Top of Task input
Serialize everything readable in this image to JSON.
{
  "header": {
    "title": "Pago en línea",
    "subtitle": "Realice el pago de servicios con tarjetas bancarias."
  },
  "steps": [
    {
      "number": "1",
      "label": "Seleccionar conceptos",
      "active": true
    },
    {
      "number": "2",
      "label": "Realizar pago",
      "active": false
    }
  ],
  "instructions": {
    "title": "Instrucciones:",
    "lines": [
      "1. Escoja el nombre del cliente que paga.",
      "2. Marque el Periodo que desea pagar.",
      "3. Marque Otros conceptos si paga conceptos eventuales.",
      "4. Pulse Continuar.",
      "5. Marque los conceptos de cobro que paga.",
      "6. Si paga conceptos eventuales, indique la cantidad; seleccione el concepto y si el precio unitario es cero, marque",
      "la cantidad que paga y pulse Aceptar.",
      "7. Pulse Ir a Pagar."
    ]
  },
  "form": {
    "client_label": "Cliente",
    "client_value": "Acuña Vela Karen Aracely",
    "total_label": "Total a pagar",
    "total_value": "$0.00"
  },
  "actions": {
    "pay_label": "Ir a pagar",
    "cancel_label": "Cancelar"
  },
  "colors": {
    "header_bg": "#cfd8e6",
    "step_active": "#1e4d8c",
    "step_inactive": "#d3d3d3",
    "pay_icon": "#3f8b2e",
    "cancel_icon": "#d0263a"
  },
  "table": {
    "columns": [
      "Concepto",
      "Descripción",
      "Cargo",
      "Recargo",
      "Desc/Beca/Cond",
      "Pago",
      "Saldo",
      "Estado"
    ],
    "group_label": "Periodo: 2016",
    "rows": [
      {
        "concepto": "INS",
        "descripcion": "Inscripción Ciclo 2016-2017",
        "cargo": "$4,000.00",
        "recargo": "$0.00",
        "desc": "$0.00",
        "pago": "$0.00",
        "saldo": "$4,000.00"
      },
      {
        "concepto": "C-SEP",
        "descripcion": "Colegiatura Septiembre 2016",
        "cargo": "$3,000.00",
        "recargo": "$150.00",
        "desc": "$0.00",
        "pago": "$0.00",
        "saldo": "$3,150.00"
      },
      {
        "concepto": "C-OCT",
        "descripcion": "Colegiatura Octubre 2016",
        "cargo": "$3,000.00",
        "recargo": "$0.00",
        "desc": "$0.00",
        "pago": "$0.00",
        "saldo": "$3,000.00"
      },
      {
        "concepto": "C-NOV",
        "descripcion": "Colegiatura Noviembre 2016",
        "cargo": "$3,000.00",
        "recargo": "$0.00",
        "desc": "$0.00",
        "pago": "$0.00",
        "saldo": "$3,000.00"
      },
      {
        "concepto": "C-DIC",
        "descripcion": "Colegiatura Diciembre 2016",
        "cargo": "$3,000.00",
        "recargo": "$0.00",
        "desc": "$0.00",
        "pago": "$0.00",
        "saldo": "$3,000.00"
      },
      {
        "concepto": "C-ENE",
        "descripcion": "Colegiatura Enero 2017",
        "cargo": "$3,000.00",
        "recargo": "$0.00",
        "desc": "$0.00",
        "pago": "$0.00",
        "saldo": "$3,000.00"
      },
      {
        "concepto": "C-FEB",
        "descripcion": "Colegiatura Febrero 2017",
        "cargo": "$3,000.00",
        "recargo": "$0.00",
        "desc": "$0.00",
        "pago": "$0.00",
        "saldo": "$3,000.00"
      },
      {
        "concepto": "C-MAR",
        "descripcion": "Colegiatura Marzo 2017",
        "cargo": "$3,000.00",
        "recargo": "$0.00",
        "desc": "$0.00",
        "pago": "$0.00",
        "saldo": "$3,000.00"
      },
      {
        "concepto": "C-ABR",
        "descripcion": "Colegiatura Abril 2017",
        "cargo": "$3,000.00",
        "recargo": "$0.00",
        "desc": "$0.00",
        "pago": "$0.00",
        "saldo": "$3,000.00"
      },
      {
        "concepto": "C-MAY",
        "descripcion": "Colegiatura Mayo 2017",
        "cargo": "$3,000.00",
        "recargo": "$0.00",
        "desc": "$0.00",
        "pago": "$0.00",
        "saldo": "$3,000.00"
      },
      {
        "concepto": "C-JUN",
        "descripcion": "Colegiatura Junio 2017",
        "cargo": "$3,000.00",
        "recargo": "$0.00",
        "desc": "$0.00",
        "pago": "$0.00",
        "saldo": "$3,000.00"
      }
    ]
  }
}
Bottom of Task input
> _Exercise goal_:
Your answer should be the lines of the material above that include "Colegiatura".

> _Solution for this problem_:
        "descripcion": "Colegiatura Septiembre 2016",
        "descripcion": "Colegiatura Octubre 2016",
        "descripcion": "Colegiatura Noviembre 2016",
        "descripcion": "Colegiatura Diciembre 2016",
        "descripcion": "Colegiatura Enero 2017",
        "descripcion": "Colegiatura Febrero 2017",
        "descripcion": "Colegiatura Marzo 2017",
        "descripcion": "Colegiatura Abril 2017",
        "descripcion": "Colegiatura Mayo 2017",
        "descripcion": "Colegiatura Junio 2017",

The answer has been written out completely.